- _Stored records_:
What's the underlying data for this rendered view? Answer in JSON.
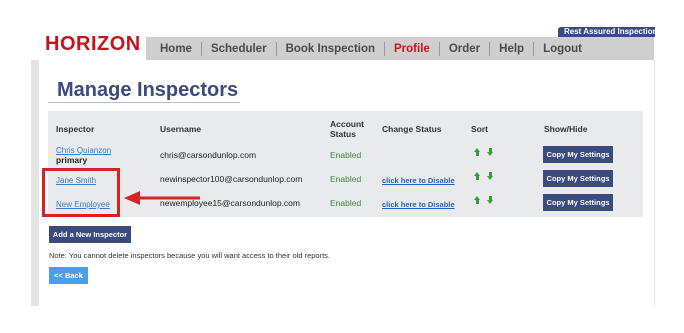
{
  "header": {
    "top_tab": "Rest Assured Inspection",
    "logo": "HORIZON",
    "nav": [
      "Home",
      "Scheduler",
      "Book Inspection",
      "Profile",
      "Order",
      "Help",
      "Logout"
    ]
  },
  "page": {
    "title": "Manage Inspectors"
  },
  "table": {
    "headers": {
      "inspector": "Inspector",
      "username": "Username",
      "account_status_1": "Account",
      "account_status_2": "Status",
      "change_status": "Change Status",
      "sort": "Sort",
      "show_hide": "Show/Hide"
    },
    "rows": [
      {
        "name": "Chris  Quianzon",
        "role": "primary",
        "username": "chris@carsondunlop.com",
        "status": "Enabled",
        "change": "",
        "button": "Copy My Settings"
      },
      {
        "name": "Jane  Smith",
        "role": "",
        "username": "newinspector100@carsondunlop.com",
        "status": "Enabled",
        "change": "click here to Disable",
        "button": "Copy My Settings"
      },
      {
        "name": "New  Employee",
        "role": "",
        "username": "newemployee15@carsondunlop.com",
        "status": "Enabled",
        "change": "click here to Disable",
        "button": "Copy My Settings"
      }
    ]
  },
  "actions": {
    "add": "Add a New Inspector",
    "note": "Note: You cannot delete inspectors because you will want access to their old reports.",
    "back": "<< Back"
  },
  "colors": {
    "brand_red": "#c4151c",
    "navy": "#3b4a7f",
    "enabled_green": "#3d8a3d",
    "highlight": "#d8222a"
  }
}
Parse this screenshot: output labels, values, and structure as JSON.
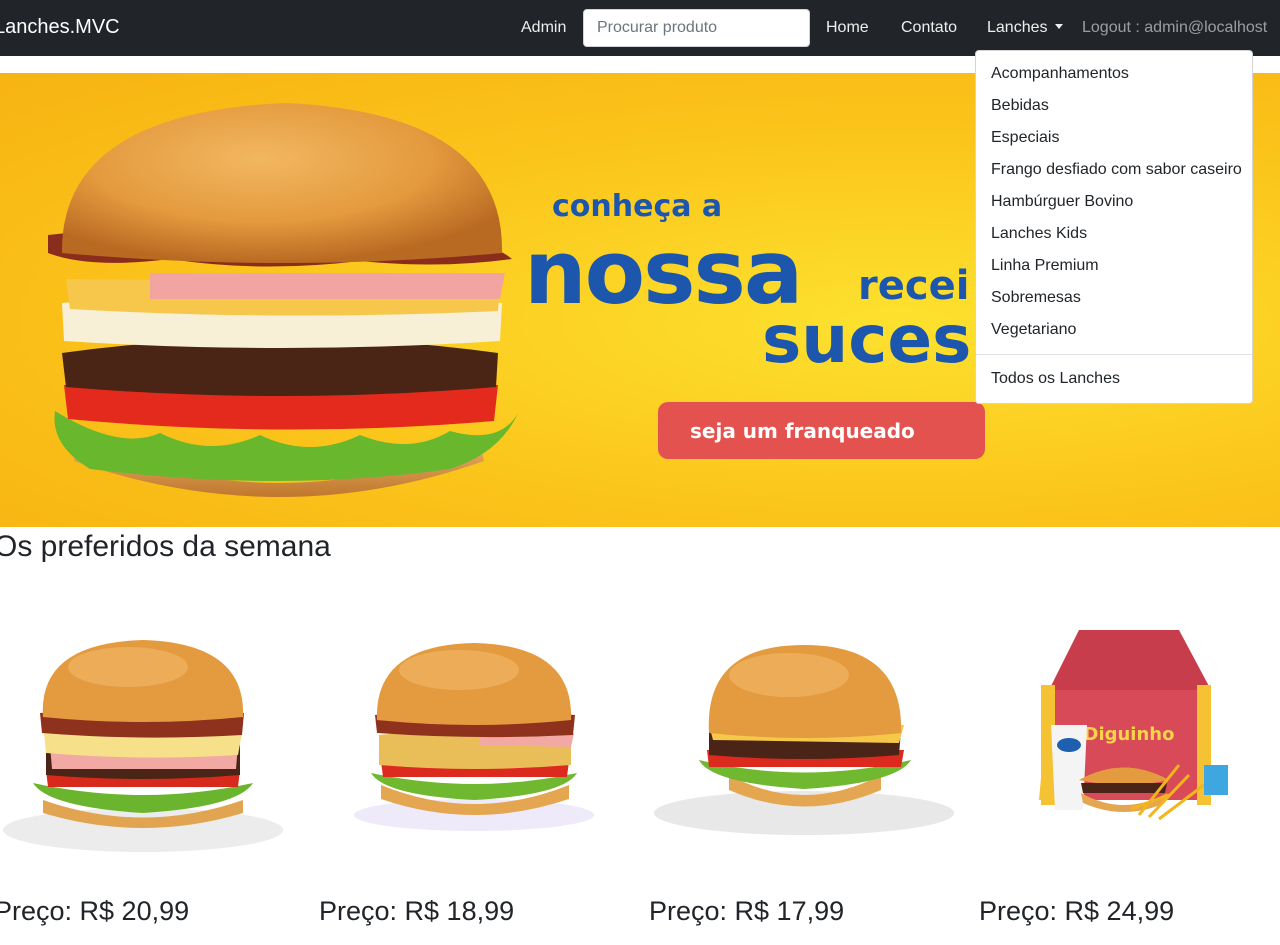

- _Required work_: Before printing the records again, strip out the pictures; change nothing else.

- _Reply to the exercise_:
What's the underlying data for this rendered view? Answer in JSON.
{
  "header": {
    "top_tab": "Rest Assured Inspection",
    "logo": "HORIZON",
    "nav": [
      "Home",
      "Scheduler",
      "Book Inspection",
      "Profile",
      "Order",
      "Help",
      "Logout"
    ]
  },
  "page": {
    "title": "Manage Inspectors"
  },
  "table": {
    "headers": {
      "inspector": "Inspector",
      "username": "Username",
      "account_status_1": "Account",
      "account_status_2": "Status",
      "change_status": "Change Status",
      "sort": "Sort",
      "show_hide": "Show/Hide"
    },
    "rows": [
      {
        "name": "Chris  Quianzon",
        "role": "primary",
        "username": "chris@carsondunlop.com",
        "status": "Enabled",
        "change": "",
        "button": "Copy My Settings"
      },
      {
        "name": "Jane  Smith",
        "role": "",
        "username": "newinspector100@carsondunlop.com",
        "status": "Enabled",
        "change": "click here to Disable",
        "button": "Copy My Settings"
      },
      {
        "name": "New  Employee",
        "role": "",
        "username": "newemployee15@carsondunlop.com",
        "status": "Enabled",
        "change": "click here to Disable",
        "button": "Copy My Settings"
      }
    ]
  },
  "actions": {
    "add": "Add a New Inspector",
    "note": "Note: You cannot delete inspectors because you will want access to their old reports.",
    "back": "<< Back"
  },
  "colors": {
    "brand_red": "#c4151c",
    "navy": "#3b4a7f",
    "enabled_green": "#3d8a3d",
    "highlight": "#d8222a"
  }
}
Parse this screenshot: output labels, values, and structure as JSON.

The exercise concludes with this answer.